- **PROBLEM TO WORK ON**: Look through the listing and report every line that has "JSON" in it.

- **GIVEN RECORDS**:
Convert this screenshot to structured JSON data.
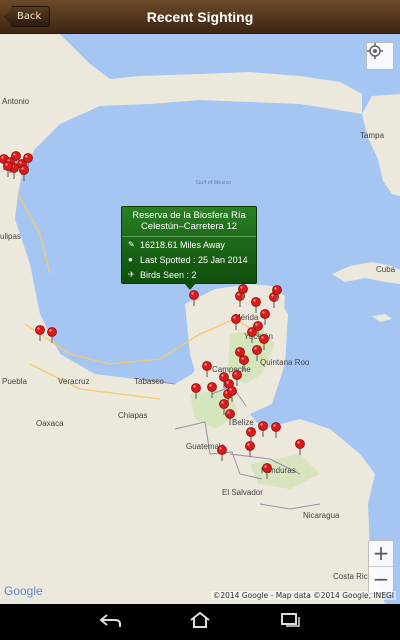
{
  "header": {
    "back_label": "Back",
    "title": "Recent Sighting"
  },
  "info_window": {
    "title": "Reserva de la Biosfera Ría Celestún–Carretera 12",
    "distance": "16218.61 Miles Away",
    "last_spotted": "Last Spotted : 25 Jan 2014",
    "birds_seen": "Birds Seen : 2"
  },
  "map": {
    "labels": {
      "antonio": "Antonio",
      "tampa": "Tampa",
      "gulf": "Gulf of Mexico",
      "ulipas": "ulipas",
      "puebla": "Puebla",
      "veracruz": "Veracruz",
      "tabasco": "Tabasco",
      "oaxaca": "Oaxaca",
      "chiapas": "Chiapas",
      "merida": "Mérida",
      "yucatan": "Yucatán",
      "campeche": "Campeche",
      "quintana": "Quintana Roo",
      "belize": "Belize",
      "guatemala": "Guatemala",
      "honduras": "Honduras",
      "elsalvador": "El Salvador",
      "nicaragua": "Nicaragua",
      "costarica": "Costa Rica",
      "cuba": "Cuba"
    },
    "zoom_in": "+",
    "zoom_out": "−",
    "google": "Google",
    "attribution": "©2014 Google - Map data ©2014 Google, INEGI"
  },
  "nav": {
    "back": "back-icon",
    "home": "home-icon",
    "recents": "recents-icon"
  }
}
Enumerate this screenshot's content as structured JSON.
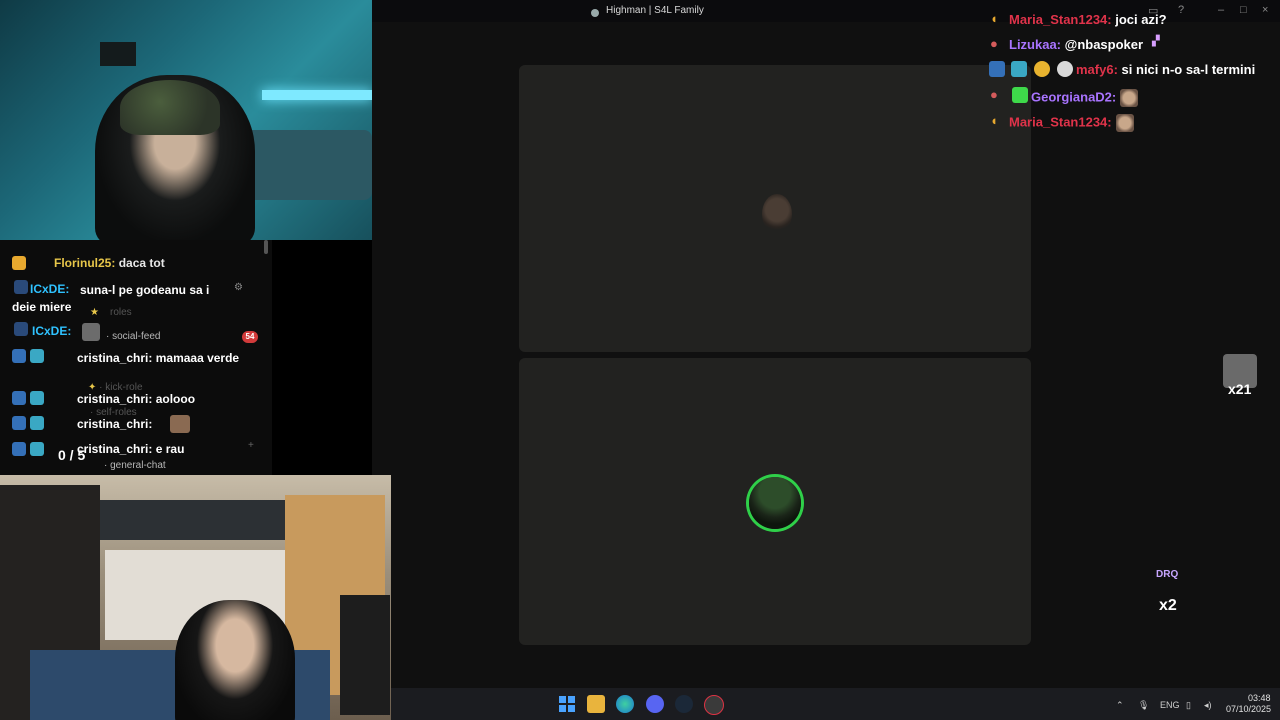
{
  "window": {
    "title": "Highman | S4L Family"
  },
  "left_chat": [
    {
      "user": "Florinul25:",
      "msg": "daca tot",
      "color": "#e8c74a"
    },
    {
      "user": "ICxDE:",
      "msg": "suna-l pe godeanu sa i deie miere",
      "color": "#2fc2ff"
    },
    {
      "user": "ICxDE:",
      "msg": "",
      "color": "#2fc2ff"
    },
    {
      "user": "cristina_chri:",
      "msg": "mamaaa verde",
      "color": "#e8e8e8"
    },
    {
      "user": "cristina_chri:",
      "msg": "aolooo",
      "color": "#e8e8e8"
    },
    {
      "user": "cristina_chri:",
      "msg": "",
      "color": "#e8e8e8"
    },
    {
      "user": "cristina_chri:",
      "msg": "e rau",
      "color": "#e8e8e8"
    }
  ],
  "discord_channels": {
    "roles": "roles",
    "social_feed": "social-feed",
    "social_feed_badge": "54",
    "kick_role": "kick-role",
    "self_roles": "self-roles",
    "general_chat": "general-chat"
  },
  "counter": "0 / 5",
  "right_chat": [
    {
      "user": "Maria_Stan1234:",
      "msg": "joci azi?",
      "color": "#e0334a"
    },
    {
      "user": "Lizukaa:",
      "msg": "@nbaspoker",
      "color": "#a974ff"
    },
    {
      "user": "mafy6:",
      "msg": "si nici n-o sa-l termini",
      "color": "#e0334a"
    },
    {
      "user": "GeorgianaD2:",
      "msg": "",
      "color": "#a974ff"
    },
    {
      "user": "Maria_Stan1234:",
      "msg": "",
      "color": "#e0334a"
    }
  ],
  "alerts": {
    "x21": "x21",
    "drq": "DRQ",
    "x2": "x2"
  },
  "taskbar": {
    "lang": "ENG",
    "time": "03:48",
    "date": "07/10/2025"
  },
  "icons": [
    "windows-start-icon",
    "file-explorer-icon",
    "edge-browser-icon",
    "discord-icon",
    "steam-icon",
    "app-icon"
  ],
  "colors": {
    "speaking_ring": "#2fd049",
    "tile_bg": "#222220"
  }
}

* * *

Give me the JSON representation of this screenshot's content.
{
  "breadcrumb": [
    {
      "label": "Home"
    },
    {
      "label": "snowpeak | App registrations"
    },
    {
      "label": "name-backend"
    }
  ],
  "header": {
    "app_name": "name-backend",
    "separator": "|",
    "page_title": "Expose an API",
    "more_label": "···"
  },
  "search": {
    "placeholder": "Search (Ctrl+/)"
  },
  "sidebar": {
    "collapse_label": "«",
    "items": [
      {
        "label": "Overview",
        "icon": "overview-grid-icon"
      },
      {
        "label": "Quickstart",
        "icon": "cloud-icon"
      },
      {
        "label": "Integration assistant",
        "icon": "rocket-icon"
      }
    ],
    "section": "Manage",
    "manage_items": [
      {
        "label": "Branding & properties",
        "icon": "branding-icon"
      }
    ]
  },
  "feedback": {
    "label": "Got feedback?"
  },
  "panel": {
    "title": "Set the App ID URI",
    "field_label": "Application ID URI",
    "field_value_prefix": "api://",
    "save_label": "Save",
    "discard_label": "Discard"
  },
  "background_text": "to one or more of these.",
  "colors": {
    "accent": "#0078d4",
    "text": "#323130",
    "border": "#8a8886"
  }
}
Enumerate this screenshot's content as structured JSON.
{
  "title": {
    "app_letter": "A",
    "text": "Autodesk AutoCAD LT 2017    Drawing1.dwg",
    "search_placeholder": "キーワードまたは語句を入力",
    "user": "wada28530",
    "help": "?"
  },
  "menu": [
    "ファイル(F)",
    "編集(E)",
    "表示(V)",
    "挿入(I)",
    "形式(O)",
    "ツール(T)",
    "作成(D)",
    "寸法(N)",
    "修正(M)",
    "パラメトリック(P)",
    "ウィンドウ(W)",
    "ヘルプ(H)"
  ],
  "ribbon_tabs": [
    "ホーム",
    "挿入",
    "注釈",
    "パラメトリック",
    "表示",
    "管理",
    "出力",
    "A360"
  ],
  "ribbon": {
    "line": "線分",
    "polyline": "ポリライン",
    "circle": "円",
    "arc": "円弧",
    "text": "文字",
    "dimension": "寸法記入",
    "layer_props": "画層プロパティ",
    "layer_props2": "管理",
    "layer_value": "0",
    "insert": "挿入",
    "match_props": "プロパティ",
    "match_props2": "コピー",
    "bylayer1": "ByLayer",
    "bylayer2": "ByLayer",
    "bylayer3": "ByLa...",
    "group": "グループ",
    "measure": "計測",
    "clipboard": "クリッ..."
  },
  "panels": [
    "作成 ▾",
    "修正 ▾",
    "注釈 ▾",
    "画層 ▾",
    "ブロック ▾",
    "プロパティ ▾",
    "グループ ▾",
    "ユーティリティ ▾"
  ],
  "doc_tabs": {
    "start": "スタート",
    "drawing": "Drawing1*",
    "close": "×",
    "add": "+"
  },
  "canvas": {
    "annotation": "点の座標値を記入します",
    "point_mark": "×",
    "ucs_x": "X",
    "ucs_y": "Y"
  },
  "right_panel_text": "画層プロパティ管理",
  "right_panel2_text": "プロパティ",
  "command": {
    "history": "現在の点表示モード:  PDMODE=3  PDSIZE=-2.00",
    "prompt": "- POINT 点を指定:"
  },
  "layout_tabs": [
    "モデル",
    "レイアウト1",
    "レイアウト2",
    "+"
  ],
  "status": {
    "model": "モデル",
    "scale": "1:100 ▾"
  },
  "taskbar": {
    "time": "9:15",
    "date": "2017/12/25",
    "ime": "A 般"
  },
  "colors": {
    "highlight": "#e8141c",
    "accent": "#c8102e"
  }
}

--

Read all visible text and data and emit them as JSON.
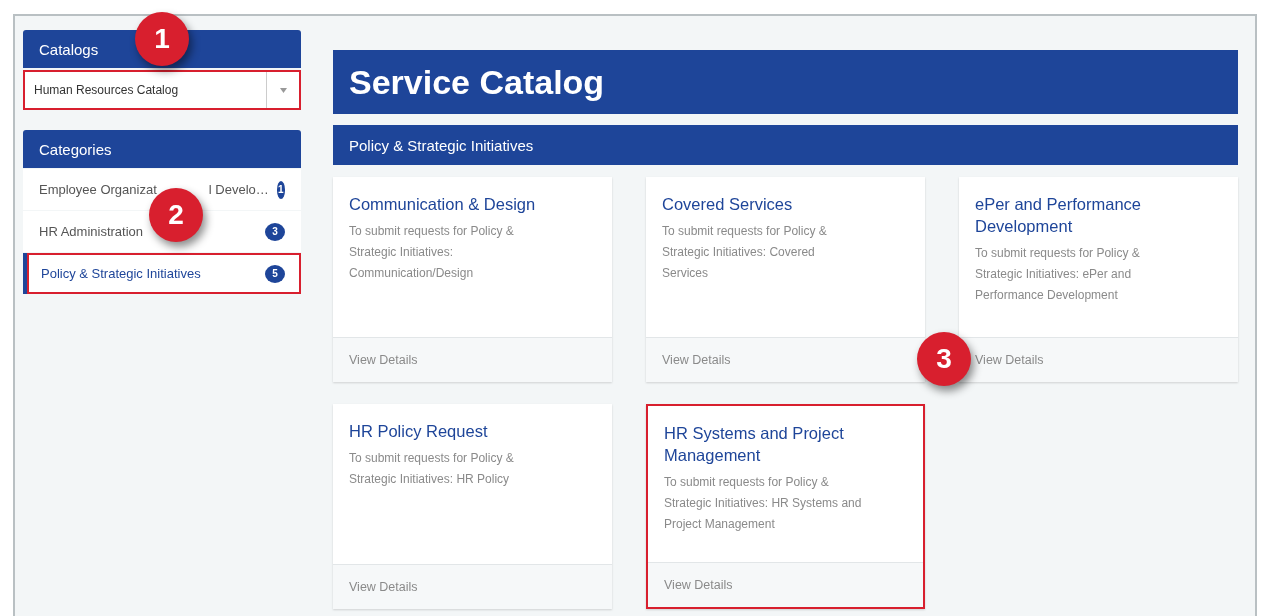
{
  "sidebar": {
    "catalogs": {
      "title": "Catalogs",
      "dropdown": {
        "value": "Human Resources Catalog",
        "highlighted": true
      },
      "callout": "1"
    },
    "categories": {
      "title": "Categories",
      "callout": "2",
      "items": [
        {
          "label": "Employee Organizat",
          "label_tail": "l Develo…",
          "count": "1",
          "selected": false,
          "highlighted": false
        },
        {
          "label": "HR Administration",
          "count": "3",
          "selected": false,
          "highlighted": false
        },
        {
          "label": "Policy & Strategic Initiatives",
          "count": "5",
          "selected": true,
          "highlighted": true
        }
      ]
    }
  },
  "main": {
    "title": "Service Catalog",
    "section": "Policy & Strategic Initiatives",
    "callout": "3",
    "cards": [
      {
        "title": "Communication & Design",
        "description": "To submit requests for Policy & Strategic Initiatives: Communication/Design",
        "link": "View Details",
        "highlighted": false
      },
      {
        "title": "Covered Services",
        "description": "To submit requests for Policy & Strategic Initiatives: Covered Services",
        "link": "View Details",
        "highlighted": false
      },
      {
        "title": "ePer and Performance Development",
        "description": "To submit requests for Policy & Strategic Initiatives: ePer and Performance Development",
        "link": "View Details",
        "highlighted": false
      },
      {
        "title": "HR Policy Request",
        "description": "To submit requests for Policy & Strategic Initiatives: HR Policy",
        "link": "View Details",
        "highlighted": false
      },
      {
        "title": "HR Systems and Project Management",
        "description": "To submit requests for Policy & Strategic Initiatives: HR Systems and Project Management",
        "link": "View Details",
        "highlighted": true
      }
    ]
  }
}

- **ANSWER TO THIS PROBLEM**:
Convert this screenshot to structured JSON data.
Enumerate this screenshot's content as structured JSON.
Give me the JSON representation of this screenshot's content.
Enumerate this screenshot's content as structured JSON.
Read all visible text and data and emit them as JSON.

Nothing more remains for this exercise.